⟨

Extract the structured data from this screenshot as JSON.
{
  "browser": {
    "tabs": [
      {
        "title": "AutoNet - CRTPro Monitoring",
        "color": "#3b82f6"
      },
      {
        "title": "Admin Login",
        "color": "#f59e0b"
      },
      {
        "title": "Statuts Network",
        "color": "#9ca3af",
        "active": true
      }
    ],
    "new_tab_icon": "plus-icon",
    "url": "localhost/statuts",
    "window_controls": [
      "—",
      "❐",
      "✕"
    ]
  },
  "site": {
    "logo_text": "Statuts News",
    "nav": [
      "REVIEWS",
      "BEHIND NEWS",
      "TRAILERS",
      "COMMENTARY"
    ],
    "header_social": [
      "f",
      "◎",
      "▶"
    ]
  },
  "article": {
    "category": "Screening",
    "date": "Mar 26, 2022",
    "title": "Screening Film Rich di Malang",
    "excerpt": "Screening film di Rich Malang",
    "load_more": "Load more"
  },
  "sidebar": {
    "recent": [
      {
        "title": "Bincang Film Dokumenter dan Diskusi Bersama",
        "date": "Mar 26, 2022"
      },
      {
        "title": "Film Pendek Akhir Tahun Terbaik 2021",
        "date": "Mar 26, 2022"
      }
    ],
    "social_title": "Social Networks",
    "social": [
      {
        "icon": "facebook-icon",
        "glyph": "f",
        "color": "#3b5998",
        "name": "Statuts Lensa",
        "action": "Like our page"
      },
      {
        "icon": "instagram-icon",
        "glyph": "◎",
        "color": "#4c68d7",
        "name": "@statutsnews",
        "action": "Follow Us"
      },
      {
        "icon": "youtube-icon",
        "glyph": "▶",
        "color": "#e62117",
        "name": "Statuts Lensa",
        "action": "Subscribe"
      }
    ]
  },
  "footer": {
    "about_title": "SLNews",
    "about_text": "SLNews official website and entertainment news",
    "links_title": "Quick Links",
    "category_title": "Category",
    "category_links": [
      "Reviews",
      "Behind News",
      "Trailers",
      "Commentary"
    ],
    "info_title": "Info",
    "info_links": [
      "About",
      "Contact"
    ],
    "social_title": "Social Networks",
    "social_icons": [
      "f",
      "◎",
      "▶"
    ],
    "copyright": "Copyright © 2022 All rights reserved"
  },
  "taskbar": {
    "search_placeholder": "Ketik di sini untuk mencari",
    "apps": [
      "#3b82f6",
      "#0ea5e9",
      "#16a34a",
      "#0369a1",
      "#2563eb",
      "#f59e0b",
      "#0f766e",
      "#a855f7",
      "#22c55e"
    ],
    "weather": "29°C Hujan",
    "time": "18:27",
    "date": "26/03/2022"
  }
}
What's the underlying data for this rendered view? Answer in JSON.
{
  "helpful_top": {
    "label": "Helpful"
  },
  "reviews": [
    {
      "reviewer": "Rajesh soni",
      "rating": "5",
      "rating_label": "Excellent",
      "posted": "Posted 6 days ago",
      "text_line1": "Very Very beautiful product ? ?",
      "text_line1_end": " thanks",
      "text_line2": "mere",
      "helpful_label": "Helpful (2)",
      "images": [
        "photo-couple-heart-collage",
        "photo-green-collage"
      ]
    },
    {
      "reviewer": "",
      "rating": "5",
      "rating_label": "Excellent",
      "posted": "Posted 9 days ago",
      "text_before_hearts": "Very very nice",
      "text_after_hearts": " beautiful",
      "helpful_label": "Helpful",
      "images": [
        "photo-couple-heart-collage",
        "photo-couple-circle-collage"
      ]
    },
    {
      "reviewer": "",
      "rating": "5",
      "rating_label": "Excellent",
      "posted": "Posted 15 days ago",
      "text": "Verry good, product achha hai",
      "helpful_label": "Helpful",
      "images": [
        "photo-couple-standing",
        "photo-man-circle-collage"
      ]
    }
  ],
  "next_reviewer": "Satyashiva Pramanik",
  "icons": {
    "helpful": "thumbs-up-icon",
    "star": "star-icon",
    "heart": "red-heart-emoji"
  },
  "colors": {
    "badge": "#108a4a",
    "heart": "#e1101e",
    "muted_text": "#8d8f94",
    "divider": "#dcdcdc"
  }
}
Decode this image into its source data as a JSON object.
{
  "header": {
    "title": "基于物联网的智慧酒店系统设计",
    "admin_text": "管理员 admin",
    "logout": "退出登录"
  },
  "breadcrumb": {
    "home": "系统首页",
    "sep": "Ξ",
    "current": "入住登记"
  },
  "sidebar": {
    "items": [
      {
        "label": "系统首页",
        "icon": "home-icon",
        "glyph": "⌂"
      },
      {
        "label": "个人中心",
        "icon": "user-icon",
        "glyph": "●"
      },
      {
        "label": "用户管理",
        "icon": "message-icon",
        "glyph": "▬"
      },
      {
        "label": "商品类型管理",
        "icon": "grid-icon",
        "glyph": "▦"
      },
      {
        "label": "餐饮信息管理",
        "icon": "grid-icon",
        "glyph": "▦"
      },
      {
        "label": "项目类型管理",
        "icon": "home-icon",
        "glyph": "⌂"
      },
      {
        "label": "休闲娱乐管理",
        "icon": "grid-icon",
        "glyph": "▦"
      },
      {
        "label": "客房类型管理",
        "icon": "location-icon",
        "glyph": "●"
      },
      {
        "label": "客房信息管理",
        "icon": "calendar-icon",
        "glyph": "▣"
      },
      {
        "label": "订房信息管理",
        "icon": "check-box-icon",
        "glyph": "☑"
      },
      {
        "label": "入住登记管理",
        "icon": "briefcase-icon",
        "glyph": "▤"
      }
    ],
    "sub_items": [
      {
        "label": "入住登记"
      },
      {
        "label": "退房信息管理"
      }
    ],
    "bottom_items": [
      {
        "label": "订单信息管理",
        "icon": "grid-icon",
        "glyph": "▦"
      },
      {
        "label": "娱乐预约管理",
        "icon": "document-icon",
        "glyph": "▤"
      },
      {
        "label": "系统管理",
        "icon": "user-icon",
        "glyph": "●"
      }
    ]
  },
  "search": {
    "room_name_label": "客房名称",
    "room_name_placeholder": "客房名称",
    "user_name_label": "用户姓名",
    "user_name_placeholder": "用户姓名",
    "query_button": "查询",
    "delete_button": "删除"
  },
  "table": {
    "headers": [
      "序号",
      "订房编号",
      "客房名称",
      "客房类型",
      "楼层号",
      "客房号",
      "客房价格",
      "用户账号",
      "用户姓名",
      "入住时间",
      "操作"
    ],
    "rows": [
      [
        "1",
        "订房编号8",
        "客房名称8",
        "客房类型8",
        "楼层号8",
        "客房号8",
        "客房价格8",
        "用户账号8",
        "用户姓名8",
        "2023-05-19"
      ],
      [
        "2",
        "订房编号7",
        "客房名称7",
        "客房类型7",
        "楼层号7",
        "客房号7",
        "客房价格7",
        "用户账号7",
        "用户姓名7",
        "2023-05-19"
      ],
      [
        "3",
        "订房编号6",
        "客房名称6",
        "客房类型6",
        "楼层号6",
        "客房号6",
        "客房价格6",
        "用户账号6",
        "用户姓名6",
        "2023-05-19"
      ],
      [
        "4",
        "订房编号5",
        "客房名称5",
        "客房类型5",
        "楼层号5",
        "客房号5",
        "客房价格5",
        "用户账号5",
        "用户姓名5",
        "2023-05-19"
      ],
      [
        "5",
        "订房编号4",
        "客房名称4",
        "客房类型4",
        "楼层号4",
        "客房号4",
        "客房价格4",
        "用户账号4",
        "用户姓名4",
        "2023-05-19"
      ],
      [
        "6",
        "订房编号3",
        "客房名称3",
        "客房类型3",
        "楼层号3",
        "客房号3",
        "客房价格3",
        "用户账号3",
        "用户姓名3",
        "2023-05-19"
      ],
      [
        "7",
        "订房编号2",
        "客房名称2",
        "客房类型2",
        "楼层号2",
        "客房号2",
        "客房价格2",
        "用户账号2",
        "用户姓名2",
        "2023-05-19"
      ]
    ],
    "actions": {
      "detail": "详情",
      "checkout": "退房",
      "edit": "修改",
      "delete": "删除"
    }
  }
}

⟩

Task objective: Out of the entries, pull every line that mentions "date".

Written response:
    "date": "Mar 26, 2022",
        "date": "Mar 26, 2022"
        "date": "Mar 26, 2022"
    "date": "26/03/2022"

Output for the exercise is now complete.